N"or would it provide greater patient protection. Likewise, almost no one who needs medical attention would refuse it, even if Moral Dilemmas for Physicians • 43 fully informed of all these risks. They would normally have no other option but to hope that they were lucky enough not to be infected. Unfortunately, it is part of the tyranny of circumstances under which we must function that no matter how we strive to overcome uncertainty, we have nothing left but hope to sustain us when a difficult decision must be made.
While there is general resistance to this kind of screening ,51 we should note that perinatally acquired HIV is more common than phenylketonuria (PKU) or congenital syphilis, both of which currently require mandatory testing. 52 In fact, some hospitals routinely screen their patients for HIV, sometimes without their consent. 53 They defend testing patients for HIV because it will help health-care professionals to better know with whom they should take greater precautions, arguing that such testing is necessary because it is unrealistic to expect health-care professionals to be vigilant in exercising infection control precautions at all times.

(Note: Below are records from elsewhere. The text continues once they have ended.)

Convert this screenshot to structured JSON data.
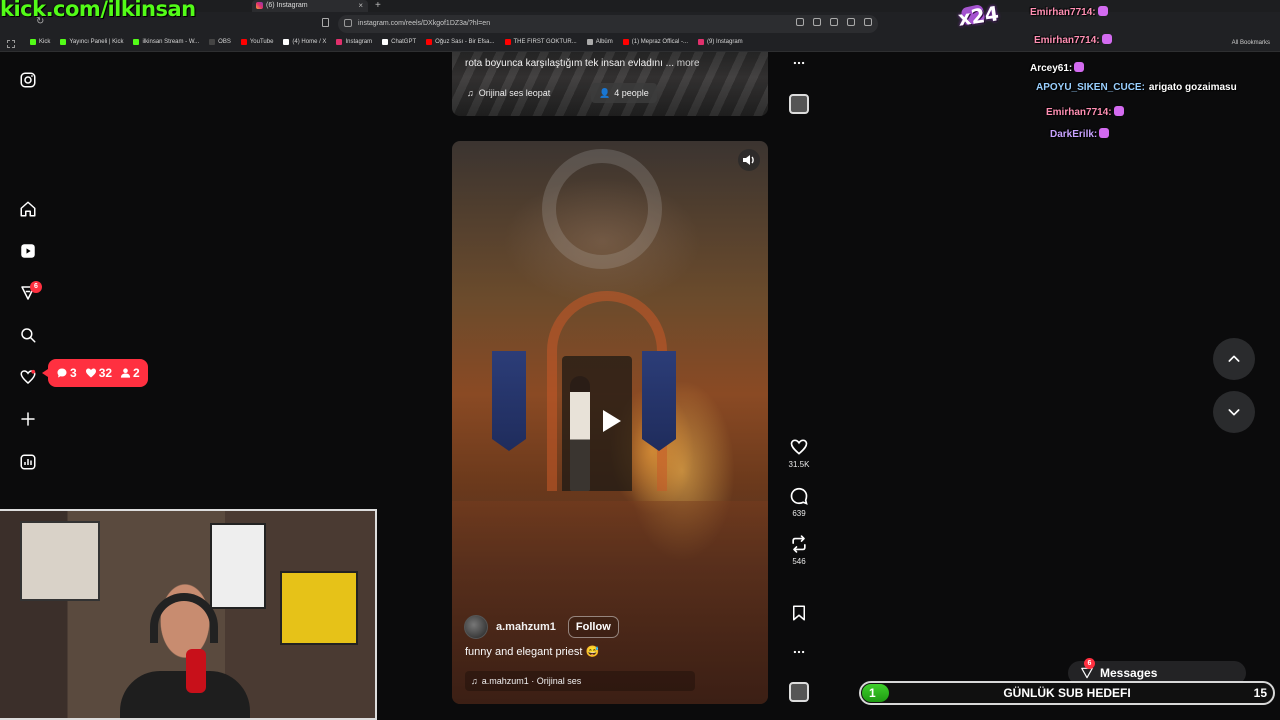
{
  "overlay": {
    "channel_url": "kick.com/ilkinsan"
  },
  "browser": {
    "tab_title": "(6) Instagram",
    "url": "instagram.com/reels/DXkgof1DZ3a/?hl=en",
    "bookmarks": [
      {
        "label": "Kick",
        "color": "#53fc18"
      },
      {
        "label": "Yayıncı Paneli | Kick",
        "color": "#53fc18"
      },
      {
        "label": "ilkinsan Stream - W...",
        "color": "#53fc18"
      },
      {
        "label": "OBS",
        "color": "#444444"
      },
      {
        "label": "YouTube",
        "color": "#ff0000"
      },
      {
        "label": "(4) Home / X",
        "color": "#ffffff"
      },
      {
        "label": "Instagram",
        "color": "#e1306c"
      },
      {
        "label": "ChatGPT",
        "color": "#ffffff"
      },
      {
        "label": "Oğuz Sası - Bir Efsa...",
        "color": "#ff0000"
      },
      {
        "label": "THE FIRST GOKTUR...",
        "color": "#ff0000"
      },
      {
        "label": "Albüm",
        "color": "#aaaaaa"
      },
      {
        "label": "(1) Mepraz Offical -...",
        "color": "#ff0000"
      },
      {
        "label": "(9) Instagram",
        "color": "#e1306c"
      }
    ],
    "all_bookmarks": "All Bookmarks"
  },
  "sidebar": {
    "explore_badge": "6",
    "notifications": {
      "comments": "3",
      "likes": "32",
      "follows": "2"
    }
  },
  "previous_reel": {
    "caption": "rota boyunca karşılaştığım tek insan evladını ...",
    "more": "more",
    "audio": "Orijinal ses  leopat",
    "people": "4 people"
  },
  "reel": {
    "username": "a.mahzum1",
    "follow_label": "Follow",
    "caption": "funny and elegant priest 😅",
    "audio": "a.mahzum1 · Orijinal ses",
    "likes": "31.5K",
    "comments": "639",
    "reposts": "546"
  },
  "chat": {
    "messages": [
      {
        "user": "Emirhan7714:",
        "text": "",
        "color": "#ff8fb3"
      },
      {
        "user": "Emirhan7714:",
        "text": "",
        "color": "#ff8fb3"
      },
      {
        "user": "Arcey61:",
        "text": "",
        "color": "#ffffff"
      },
      {
        "user": "APOYU_SIKEN_CUCE:",
        "text": "arigato gozaimasu",
        "color": "#9ad0ff"
      },
      {
        "user": "Emirhan7714:",
        "text": "",
        "color": "#ff8fb3"
      },
      {
        "user": "DarkErilk:",
        "text": "",
        "color": "#c9a3ff"
      }
    ],
    "gift_multiplier": "x24"
  },
  "messages_bar": {
    "label": "Messages",
    "badge": "6"
  },
  "sub_goal": {
    "title": "GÜNLÜK SUB HEDEFI",
    "current": "1",
    "target": "15",
    "progress": 0.0667
  }
}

Since the only logical explanation for the cluster of cases involving the Florida dentist suggested that infection control procedures had evidently broken down, this new policy seemed to satisfy the CDC'S legally mandated concerns. Are Restrictions Discriminatory? From the perspective of professional ethics and public policy, what should we say about a policy that imposes restrictions on the practice 34 • Albert Flores of HIV-positive physicians? Can such restrictions be justified, or are they inherently discriminatory?
Aids: Crisis in Professional Ethics by Elliot Cohen